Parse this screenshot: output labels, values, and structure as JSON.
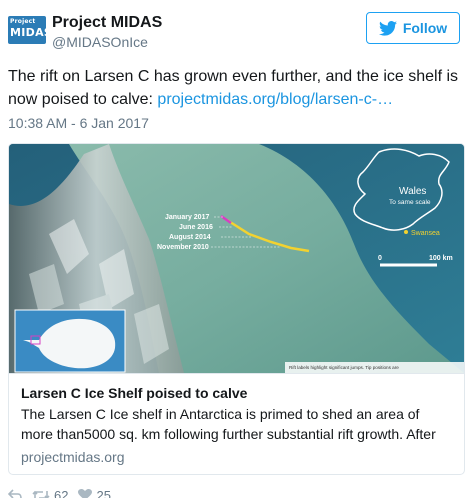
{
  "account": {
    "logo_line1": "Project",
    "logo_line2": "MIDAS",
    "name": "Project MIDAS",
    "handle": "@MIDASOnIce",
    "follow_label": "Follow"
  },
  "tweet": {
    "text_before_link": "The rift on Larsen C has grown even further, and the ice shelf is now poised to calve: ",
    "link_text": "projectmidas.org/blog/larsen-c-…",
    "timestamp": "10:38 AM - 6 Jan 2017"
  },
  "card": {
    "map": {
      "rift_labels": [
        "January 2017",
        "June 2016",
        "August 2014",
        "November 2010"
      ],
      "inset_title": "Wales",
      "inset_subtitle": "To same scale",
      "inset_city": "Swansea",
      "scale_start": "0",
      "scale_end": "100 km",
      "caption": "Rift labels highlight significant jumps. Tip positions are"
    },
    "title": "Larsen C Ice Shelf poised to calve",
    "description": "The Larsen C Ice shelf in Antarctica is primed to shed an area of more than5000 sq. km following further substantial rift growth. After",
    "domain": "projectmidas.org"
  },
  "actions": {
    "retweets": "62",
    "likes": "25"
  },
  "colors": {
    "accent": "#1da1f2",
    "link": "#1b95e0",
    "muted": "#657786",
    "rift_yellow": "#f2d230",
    "rift_magenta": "#d63fc2"
  }
}
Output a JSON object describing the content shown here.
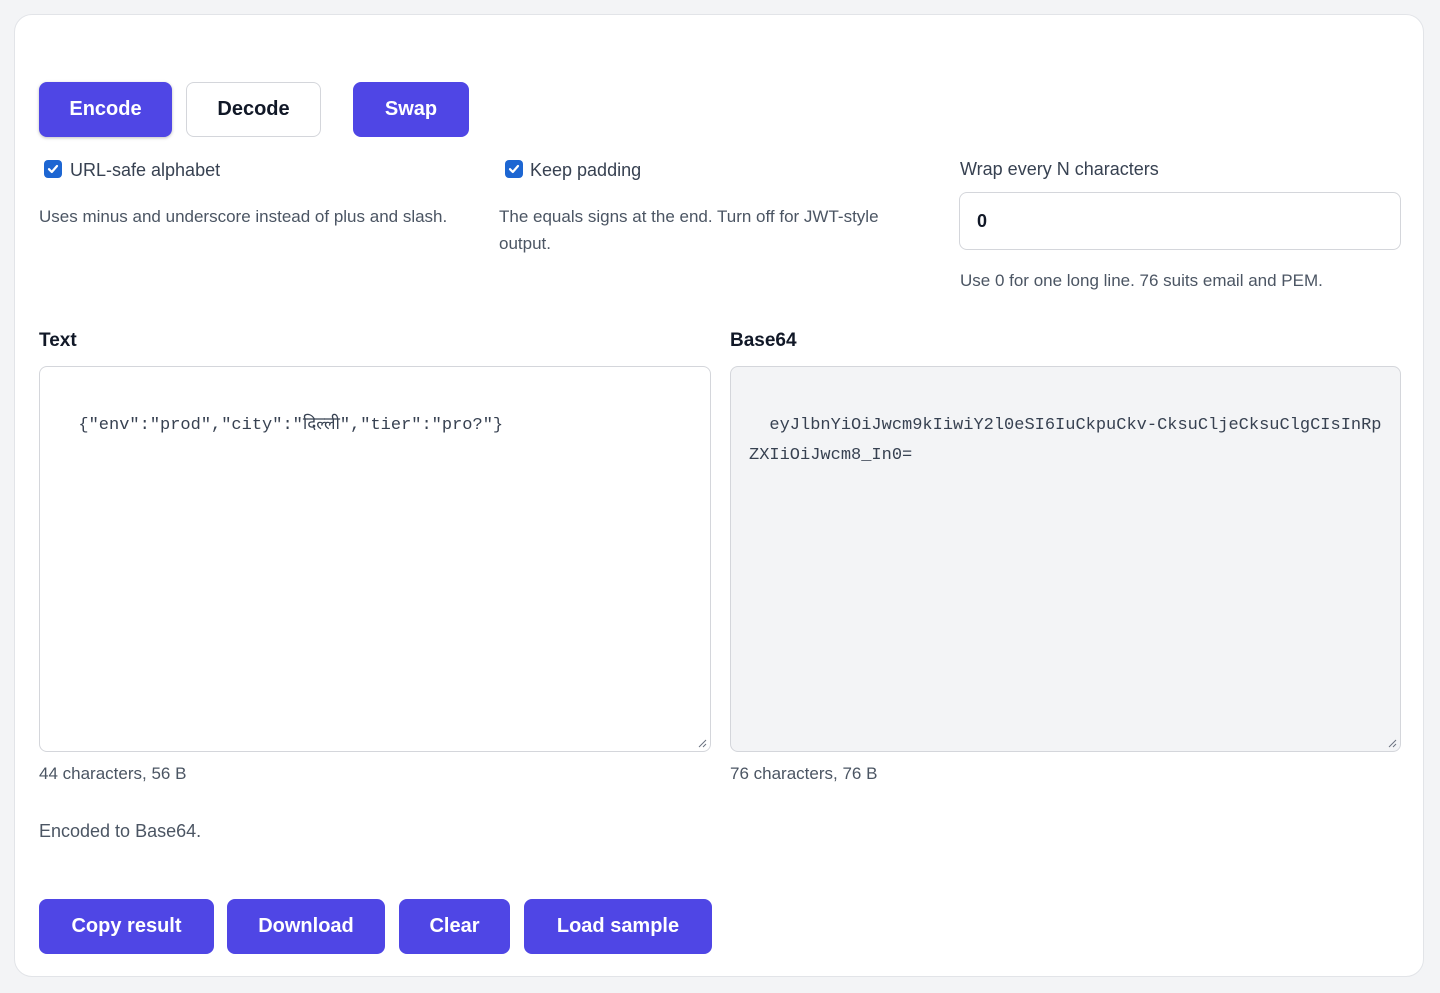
{
  "mode": {
    "encode_label": "Encode",
    "decode_label": "Decode",
    "swap_label": "Swap"
  },
  "options": {
    "url_safe": {
      "label": "URL-safe alphabet",
      "checked": true,
      "hint": "Uses minus and underscore instead of plus and slash."
    },
    "keep_padding": {
      "label": "Keep padding",
      "checked": true,
      "hint": "The equals signs at the end. Turn off for JWT-style output."
    },
    "wrap": {
      "label": "Wrap every N characters",
      "value": "0",
      "hint": "Use 0 for one long line. 76 suits email and PEM."
    }
  },
  "text_panel": {
    "label": "Text",
    "value": "{\"env\":\"prod\",\"city\":\"दिल्ली\",\"tier\":\"pro?\"}",
    "meta": "44 characters, 56 B"
  },
  "base64_panel": {
    "label": "Base64",
    "value": "eyJlbnYiOiJwcm9kIiwiY2l0eSI6IuCkpuCkv-CksuClje​CksuClgCIsInRpZXIiOiJwcm8_In0=",
    "meta": "76 characters, 76 B"
  },
  "status": "Encoded to Base64.",
  "actions": {
    "copy_label": "Copy result",
    "download_label": "Download",
    "clear_label": "Clear",
    "sample_label": "Load sample"
  },
  "colors": {
    "accent": "#4f46e5",
    "checkbox": "#1d66d2"
  }
}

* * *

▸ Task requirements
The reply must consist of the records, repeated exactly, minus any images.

▸ Expected answer
Parse this screenshot: output labels, values, and structure as JSON.
{
  "account": {
    "logo_line1": "Project",
    "logo_line2": "MIDAS",
    "name": "Project MIDAS",
    "handle": "@MIDASOnIce",
    "follow_label": "Follow"
  },
  "tweet": {
    "text_before_link": "The rift on Larsen C has grown even further, and the ice shelf is now poised to calve: ",
    "link_text": "projectmidas.org/blog/larsen-c-…",
    "timestamp": "10:38 AM - 6 Jan 2017"
  },
  "card": {
    "map": {
      "rift_labels": [
        "January 2017",
        "June 2016",
        "August 2014",
        "November 2010"
      ],
      "inset_title": "Wales",
      "inset_subtitle": "To same scale",
      "inset_city": "Swansea",
      "scale_start": "0",
      "scale_end": "100 km",
      "caption": "Rift labels highlight significant jumps. Tip positions are"
    },
    "title": "Larsen C Ice Shelf poised to calve",
    "description": "The Larsen C Ice shelf in Antarctica is primed to shed an area of more than5000 sq. km following further substantial rift growth. After",
    "domain": "projectmidas.org"
  },
  "actions": {
    "retweets": "62",
    "likes": "25"
  },
  "colors": {
    "accent": "#1da1f2",
    "link": "#1b95e0",
    "muted": "#657786",
    "rift_yellow": "#f2d230",
    "rift_magenta": "#d63fc2"
  }
}
Output a JSON object describing the content shown here.
{
  "mode": {
    "encode_label": "Encode",
    "decode_label": "Decode",
    "swap_label": "Swap"
  },
  "options": {
    "url_safe": {
      "label": "URL-safe alphabet",
      "checked": true,
      "hint": "Uses minus and underscore instead of plus and slash."
    },
    "keep_padding": {
      "label": "Keep padding",
      "checked": true,
      "hint": "The equals signs at the end. Turn off for JWT-style output."
    },
    "wrap": {
      "label": "Wrap every N characters",
      "value": "0",
      "hint": "Use 0 for one long line. 76 suits email and PEM."
    }
  },
  "text_panel": {
    "label": "Text",
    "value": "{\"env\":\"prod\",\"city\":\"दिल्ली\",\"tier\":\"pro?\"}",
    "meta": "44 characters, 56 B"
  },
  "base64_panel": {
    "label": "Base64",
    "value": "eyJlbnYiOiJwcm9kIiwiY2l0eSI6IuCkpuCkv-CksuClje​CksuClgCIsInRpZXIiOiJwcm8_In0=",
    "meta": "76 characters, 76 B"
  },
  "status": "Encoded to Base64.",
  "actions": {
    "copy_label": "Copy result",
    "download_label": "Download",
    "clear_label": "Clear",
    "sample_label": "Load sample"
  },
  "colors": {
    "accent": "#4f46e5",
    "checkbox": "#1d66d2"
  }
}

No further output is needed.